■ **What is needed**
Copy each of the following entries back without change.

■ **Dataset excerpts**
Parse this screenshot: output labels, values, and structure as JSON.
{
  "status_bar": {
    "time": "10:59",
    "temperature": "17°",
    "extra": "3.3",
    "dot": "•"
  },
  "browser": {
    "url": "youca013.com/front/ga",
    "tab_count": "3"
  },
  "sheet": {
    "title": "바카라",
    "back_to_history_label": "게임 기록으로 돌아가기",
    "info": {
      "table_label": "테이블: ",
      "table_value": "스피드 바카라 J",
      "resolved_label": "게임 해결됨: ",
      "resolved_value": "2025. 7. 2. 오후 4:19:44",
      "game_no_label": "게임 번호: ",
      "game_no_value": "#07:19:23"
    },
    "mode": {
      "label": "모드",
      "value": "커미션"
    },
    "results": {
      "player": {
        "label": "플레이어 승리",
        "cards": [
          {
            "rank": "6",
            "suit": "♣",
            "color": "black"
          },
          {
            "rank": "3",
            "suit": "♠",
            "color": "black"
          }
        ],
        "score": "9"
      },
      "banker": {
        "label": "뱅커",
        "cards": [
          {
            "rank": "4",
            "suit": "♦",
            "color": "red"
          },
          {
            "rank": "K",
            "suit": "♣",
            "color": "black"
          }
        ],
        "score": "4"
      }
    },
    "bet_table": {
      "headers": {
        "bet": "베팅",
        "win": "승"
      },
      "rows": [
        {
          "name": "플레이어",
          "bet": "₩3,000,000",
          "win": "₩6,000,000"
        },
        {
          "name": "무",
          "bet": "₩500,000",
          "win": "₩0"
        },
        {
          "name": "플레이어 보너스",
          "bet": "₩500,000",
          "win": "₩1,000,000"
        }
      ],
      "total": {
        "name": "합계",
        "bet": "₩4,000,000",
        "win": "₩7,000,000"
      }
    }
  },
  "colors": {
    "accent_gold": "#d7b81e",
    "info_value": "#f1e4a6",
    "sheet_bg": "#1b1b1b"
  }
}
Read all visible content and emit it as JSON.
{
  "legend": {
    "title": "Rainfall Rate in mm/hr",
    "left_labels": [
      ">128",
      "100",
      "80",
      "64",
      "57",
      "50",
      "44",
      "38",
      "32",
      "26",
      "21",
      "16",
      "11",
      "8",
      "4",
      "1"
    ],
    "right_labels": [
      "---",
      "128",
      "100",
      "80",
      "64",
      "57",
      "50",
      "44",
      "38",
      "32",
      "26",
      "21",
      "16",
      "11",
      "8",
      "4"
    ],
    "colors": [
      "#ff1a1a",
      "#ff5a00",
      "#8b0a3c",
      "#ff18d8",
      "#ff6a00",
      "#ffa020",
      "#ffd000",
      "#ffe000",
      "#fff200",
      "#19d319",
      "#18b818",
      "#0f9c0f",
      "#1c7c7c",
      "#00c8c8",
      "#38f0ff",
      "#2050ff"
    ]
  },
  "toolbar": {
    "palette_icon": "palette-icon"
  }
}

■ **Response below**
Parse this screenshot: output labels, values, and structure as JSON.
{
  "status_bar": {
    "time": "10:59",
    "temperature": "17°",
    "extra": "3.3",
    "dot": "•"
  },
  "browser": {
    "url": "youca013.com/front/ga",
    "tab_count": "3"
  },
  "sheet": {
    "title": "바카라",
    "back_to_history_label": "게임 기록으로 돌아가기",
    "info": {
      "table_label": "테이블: ",
      "table_value": "스피드 바카라 J",
      "resolved_label": "게임 해결됨: ",
      "resolved_value": "2025. 7. 2. 오후 4:19:44",
      "game_no_label": "게임 번호: ",
      "game_no_value": "#07:19:23"
    },
    "mode": {
      "label": "모드",
      "value": "커미션"
    },
    "results": {
      "player": {
        "label": "플레이어 승리",
        "cards": [
          {
            "rank": "6",
            "suit": "♣",
            "color": "black"
          },
          {
            "rank": "3",
            "suit": "♠",
            "color": "black"
          }
        ],
        "score": "9"
      },
      "banker": {
        "label": "뱅커",
        "cards": [
          {
            "rank": "4",
            "suit": "♦",
            "color": "red"
          },
          {
            "rank": "K",
            "suit": "♣",
            "color": "black"
          }
        ],
        "score": "4"
      }
    },
    "bet_table": {
      "headers": {
        "bet": "베팅",
        "win": "승"
      },
      "rows": [
        {
          "name": "플레이어",
          "bet": "₩3,000,000",
          "win": "₩6,000,000"
        },
        {
          "name": "무",
          "bet": "₩500,000",
          "win": "₩0"
        },
        {
          "name": "플레이어 보너스",
          "bet": "₩500,000",
          "win": "₩1,000,000"
        }
      ],
      "total": {
        "name": "합계",
        "bet": "₩4,000,000",
        "win": "₩7,000,000"
      }
    }
  },
  "colors": {
    "accent_gold": "#d7b81e",
    "info_value": "#f1e4a6",
    "sheet_bg": "#1b1b1b"
  }
}
Read all visible content and emit it as JSON.
{
  "legend": {
    "title": "Rainfall Rate in mm/hr",
    "left_labels": [
      ">128",
      "100",
      "80",
      "64",
      "57",
      "50",
      "44",
      "38",
      "32",
      "26",
      "21",
      "16",
      "11",
      "8",
      "4",
      "1"
    ],
    "right_labels": [
      "---",
      "128",
      "100",
      "80",
      "64",
      "57",
      "50",
      "44",
      "38",
      "32",
      "26",
      "21",
      "16",
      "11",
      "8",
      "4"
    ],
    "colors": [
      "#ff1a1a",
      "#ff5a00",
      "#8b0a3c",
      "#ff18d8",
      "#ff6a00",
      "#ffa020",
      "#ffd000",
      "#ffe000",
      "#fff200",
      "#19d319",
      "#18b818",
      "#0f9c0f",
      "#1c7c7c",
      "#00c8c8",
      "#38f0ff",
      "#2050ff"
    ]
  },
  "toolbar": {
    "palette_icon": "palette-icon"
  }
}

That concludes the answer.